(Available data begins)

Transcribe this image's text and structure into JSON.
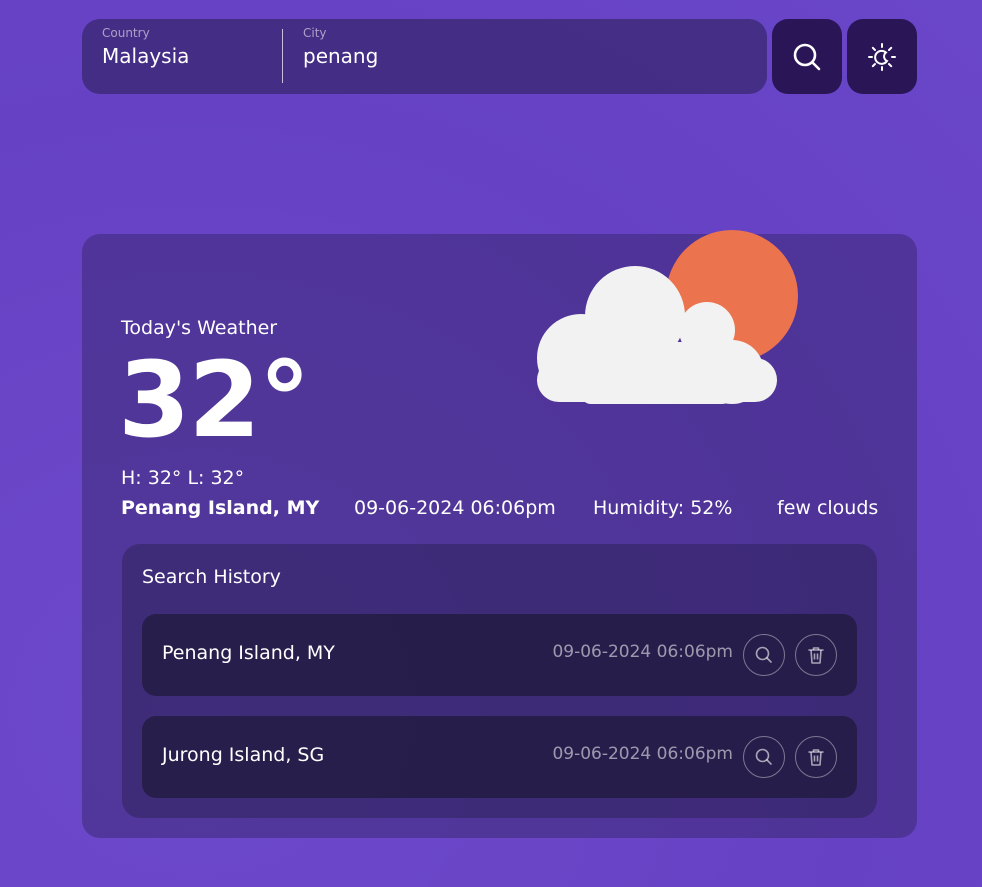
{
  "search": {
    "country_label": "Country",
    "country_value": "Malaysia",
    "city_label": "City",
    "city_value": "penang"
  },
  "icons": {
    "search": "search-icon",
    "theme": "sun-moon-icon",
    "delete": "trash-icon"
  },
  "weather": {
    "today_label": "Today's Weather",
    "temperature": "32°",
    "hilo": "H: 32° L: 32°",
    "location": "Penang Island, MY",
    "datetime": "09-06-2024 06:06pm",
    "humidity": "Humidity: 52%",
    "description": "few clouds",
    "icon": "partly-cloudy-icon"
  },
  "history": {
    "title": "Search History",
    "items": [
      {
        "location": "Penang Island, MY",
        "time": "09-06-2024 06:06pm"
      },
      {
        "location": "Jurong Island, SG",
        "time": "09-06-2024 06:06pm"
      }
    ]
  },
  "colors": {
    "background": "#6a45c6",
    "button": "#2a1657",
    "sun": "#eb734d",
    "cloud": "#f2f2f2"
  }
}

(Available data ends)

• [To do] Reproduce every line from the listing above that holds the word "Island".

• [Your solution]
    "location": "Penang Island, MY",
        "location": "Penang Island, MY",
        "location": "Jurong Island, SG",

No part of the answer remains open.